Here he is on Fox Business railing against Clinton's energy policies.
EcoWatch Daily Newsletter
By Julia Conley
Scientists at the United Nations' intergovernmental body focusing on biodiversity sounded alarms earlier this month with its report on the looming potential extinction of one million species — but few heard their calls, according to a German newspaper report.
The climate crisis is a major concern for American voters with nearly 40 percent reporting the issue will help determine how they cast their ballots in the upcoming 2020 presidential election, according to a report compiled by the Yale Program on Climate Change Communication.

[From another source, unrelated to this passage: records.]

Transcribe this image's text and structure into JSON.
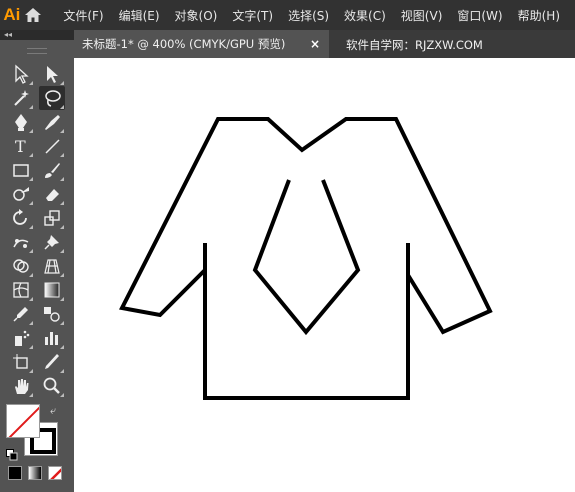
{
  "app": {
    "logo_text": "Ai",
    "brand_color": "#ff9a00"
  },
  "menubar": {
    "items": [
      "文件(F)",
      "编辑(E)",
      "对象(O)",
      "文字(T)",
      "选择(S)",
      "效果(C)",
      "视图(V)",
      "窗口(W)",
      "帮助(H)"
    ]
  },
  "panel": {
    "collapse_glyph": "◂◂"
  },
  "document_tab": {
    "title": "未标题-1* @ 400% (CMYK/GPU 预览)",
    "close_glyph": "×"
  },
  "watermark": "软件自学网：RJZXW.COM",
  "tools": [
    "selection-tool",
    "direct-selection-tool",
    "magic-wand-tool",
    "lasso-tool",
    "pen-tool",
    "curvature-tool",
    "type-tool",
    "line-segment-tool",
    "rectangle-tool",
    "paintbrush-tool",
    "shaper-tool",
    "eraser-tool",
    "rotate-tool",
    "scale-tool",
    "puppet-warp-tool",
    "pin-tool",
    "shape-builder-tool",
    "perspective-grid-tool",
    "mesh-tool",
    "gradient-tool",
    "eyedropper-tool",
    "blend-tool",
    "symbol-sprayer-tool",
    "column-graph-tool",
    "artboard-tool",
    "slice-tool",
    "hand-tool",
    "zoom-tool"
  ],
  "colors": {
    "fill": "none",
    "stroke": "#000000",
    "none_slash": "#e01b1b"
  },
  "drawing": {
    "subject": "shirt-with-tie",
    "stroke": "#000000"
  }
}
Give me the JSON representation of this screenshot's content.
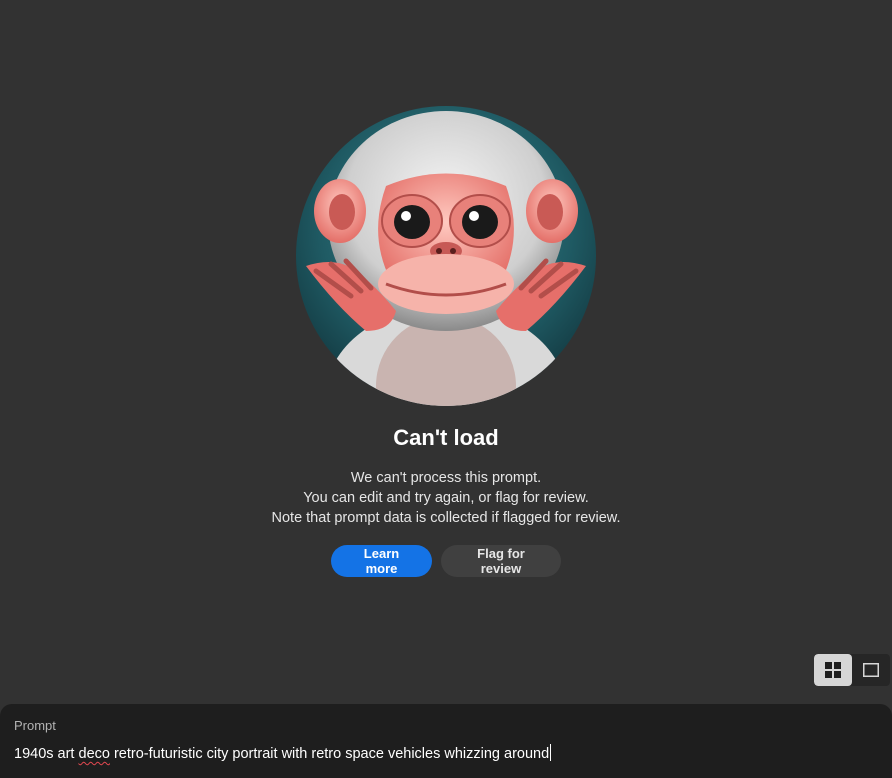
{
  "error": {
    "title": "Can't load",
    "message_lines": [
      "We can't process this prompt.",
      "You can edit and try again, or flag for review.",
      "Note that prompt data is collected if flagged for review."
    ],
    "illustration_icon": "monkey-illustration-icon"
  },
  "actions": {
    "learn_more_label": "Learn more",
    "flag_label": "Flag for review"
  },
  "view_toggle": {
    "options": [
      "grid-view-icon",
      "single-view-icon"
    ],
    "active": "grid-view-icon"
  },
  "prompt": {
    "label": "Prompt",
    "value_before": "1940s art ",
    "value_misspelled": "deco",
    "value_after": " retro-futuristic city portrait with retro space vehicles whizzing around"
  },
  "colors": {
    "background": "#323232",
    "primary_button": "#1473e6",
    "secondary_button": "#404040",
    "prompt_panel": "#1e1e1e"
  }
}
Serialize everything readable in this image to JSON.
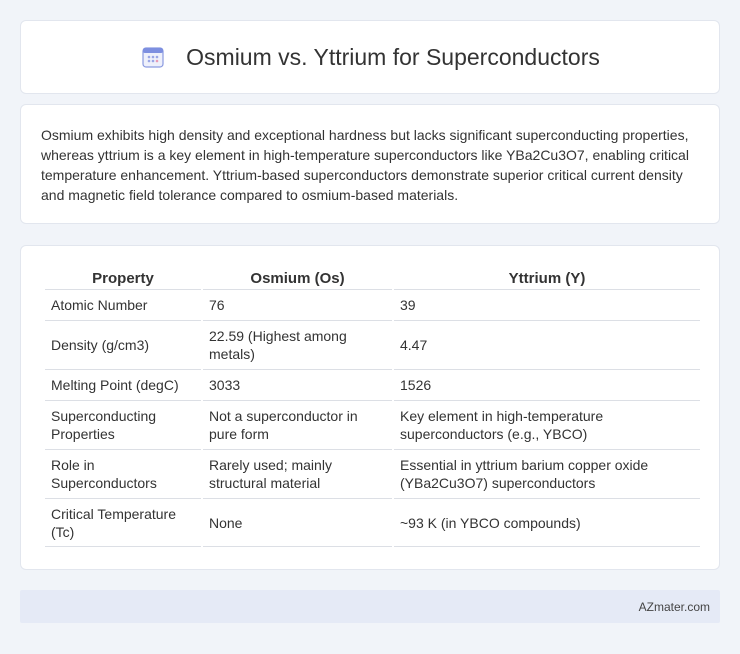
{
  "header": {
    "icon": "calendar-icon",
    "title": "Osmium vs. Yttrium for Superconductors"
  },
  "intro": {
    "text": "Osmium exhibits high density and exceptional hardness but lacks significant superconducting properties, whereas yttrium is a key element in high-temperature superconductors like YBa2Cu3O7, enabling critical temperature enhancement. Yttrium-based superconductors demonstrate superior critical current density and magnetic field tolerance compared to osmium-based materials."
  },
  "table": {
    "headers": [
      "Property",
      "Osmium (Os)",
      "Yttrium (Y)"
    ],
    "rows": [
      [
        "Atomic Number",
        "76",
        "39"
      ],
      [
        "Density (g/cm3)",
        "22.59 (Highest among metals)",
        "4.47"
      ],
      [
        "Melting Point (degC)",
        "3033",
        "1526"
      ],
      [
        "Superconducting Properties",
        "Not a superconductor in pure form",
        "Key element in high-temperature superconductors (e.g., YBCO)"
      ],
      [
        "Role in Superconductors",
        "Rarely used; mainly structural material",
        "Essential in yttrium barium copper oxide (YBa2Cu3O7) superconductors"
      ],
      [
        "Critical Temperature (Tc)",
        "None",
        "~93 K (in YBCO compounds)"
      ]
    ]
  },
  "footer": {
    "brand": "AZmater.com"
  },
  "colors": {
    "background": "#f1f4f9",
    "card": "#ffffff",
    "footer_band": "#e5eaf6",
    "icon_accent": "#6b7fd7"
  }
}
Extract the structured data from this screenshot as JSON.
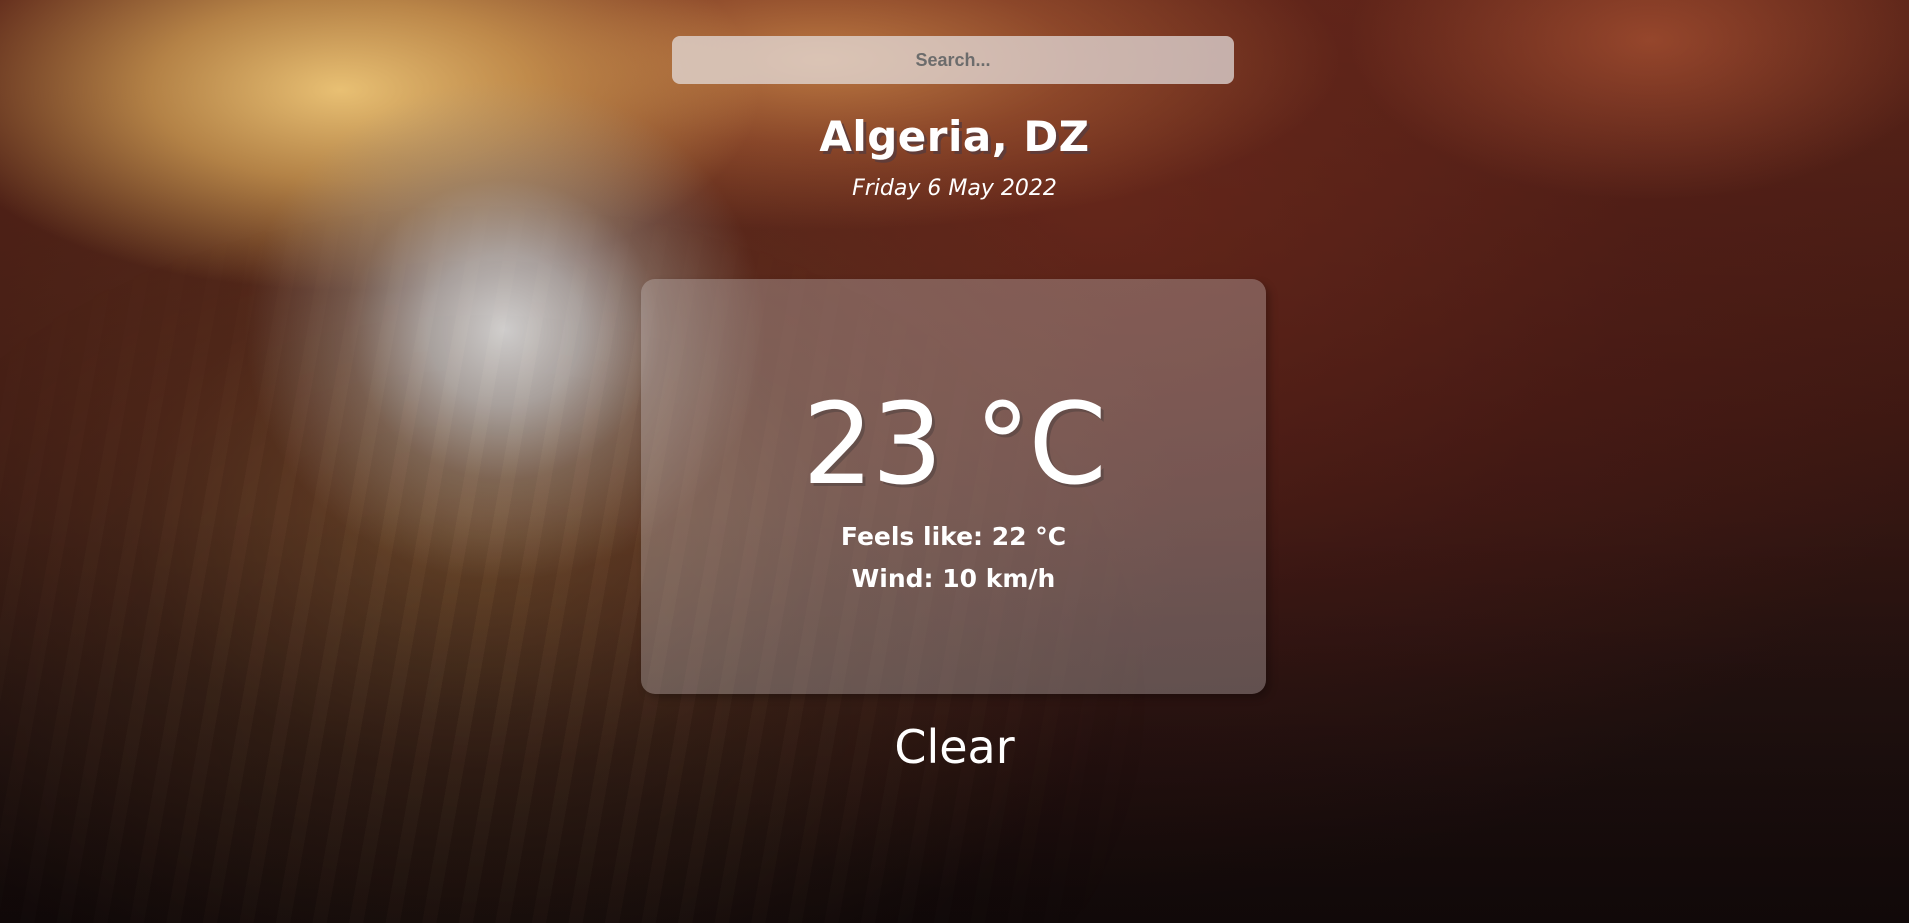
{
  "search": {
    "placeholder": "Search...",
    "value": ""
  },
  "location": {
    "name": "Algeria, DZ",
    "date": "Friday 6 May 2022"
  },
  "weather": {
    "temperature": "23 °C",
    "feels_like": "Feels like: 22 °C",
    "wind": "Wind: 10 km/h",
    "condition": "Clear"
  },
  "colors": {
    "text": "#ffffff",
    "search_background": "#e6e1e1",
    "card_background": "#c8bebe"
  }
}
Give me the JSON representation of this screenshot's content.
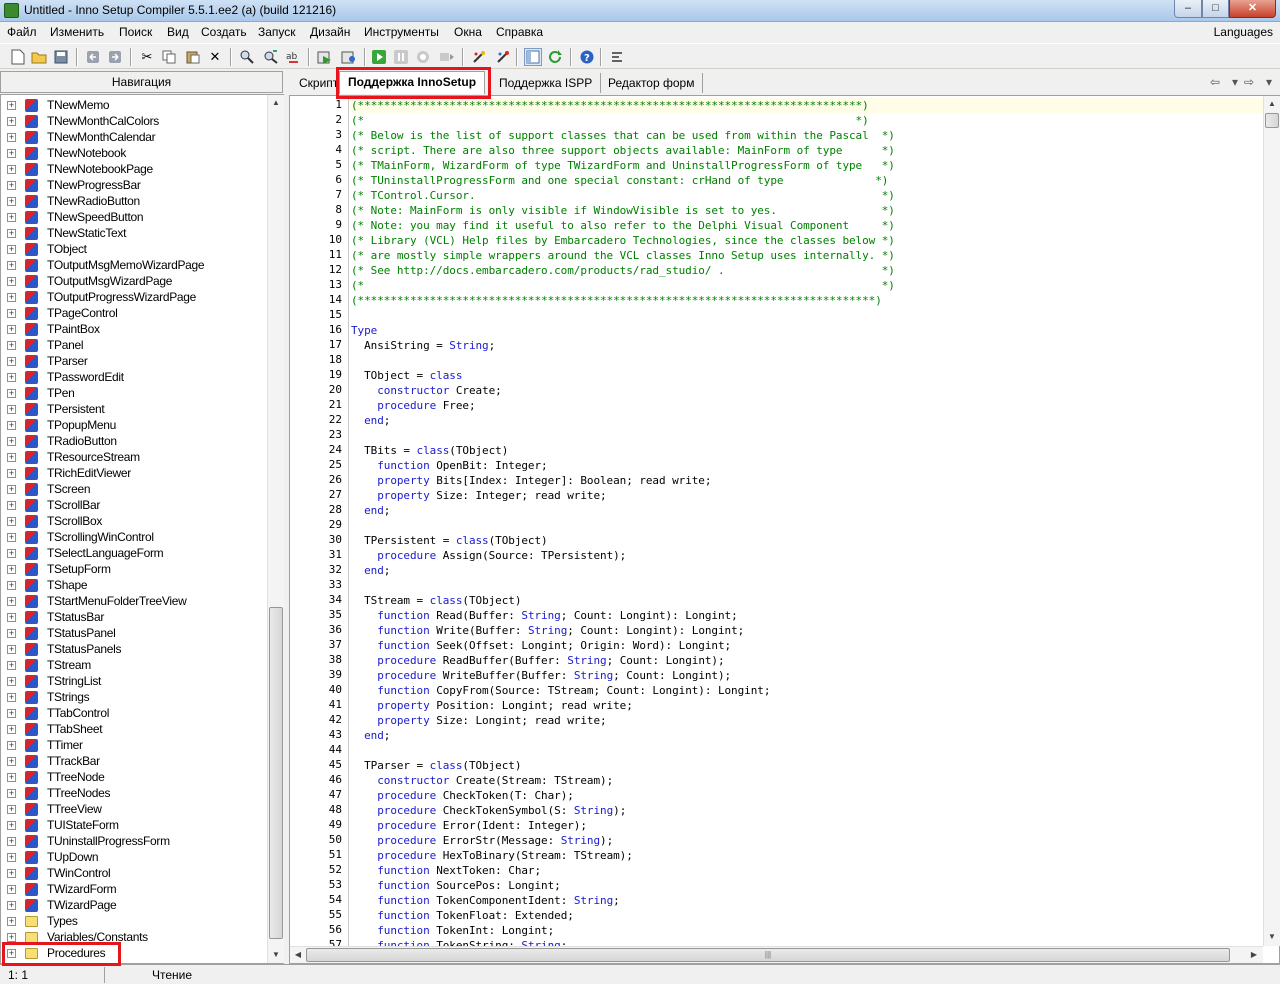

Of more than 1,000 registered voters surveyed on global warming, climate and energy policies, as well as personal and collective action, 38 percent said that a candidate's position on climate change is "very important" when it comes to determining who will win their vote. Overall, democratic candidates are under more pressure to provide green solutions as part of their campaign promises with 64 percent of Democrat voters saying they prioritize the issue compared with just 34 percent of Independents and 12 percent of Republicans.
President Donald Trump has agreed to sign a $19.1 billion disaster relief bill that will help Americans still recovering from the flooding, hurricanes and wildfires that have devastated parts of the country in the past two years. Senate Republicans said they struck a deal with the president to approve the measure, despite the fact that it did not include the funding he wanted for the U.S.-Mexican border, CNN reported.
"The U.S. Senate has just approved a 19 Billion Dollar Disaster Relief Bill, with my total approval. Great!" the president tweeted Thursday.
"There was a lot of devastation throughout the state," Governor Mike Parson said at a Thursday morning press conference, as NPR reported. "We were very fortunate last night that we didn't have more injuries than what we had, and we didn't have more fatalities across the state. But three is too many."
georgeclerk / E+ / Getty Images
By Jennifer Molidor
One million species are at risk of extinction from human activity, warns a recent study by scientists with the United Nations. We need to cut greenhouse gas pollution across all sectors to avoid catastrophic climate change — and we need to do it fast, said the Intergovernmental Panel on Climate Change.
This research should serve as a rallying cry for polluting industries to make major changes now. Yet the agriculture industry continues to lag behind.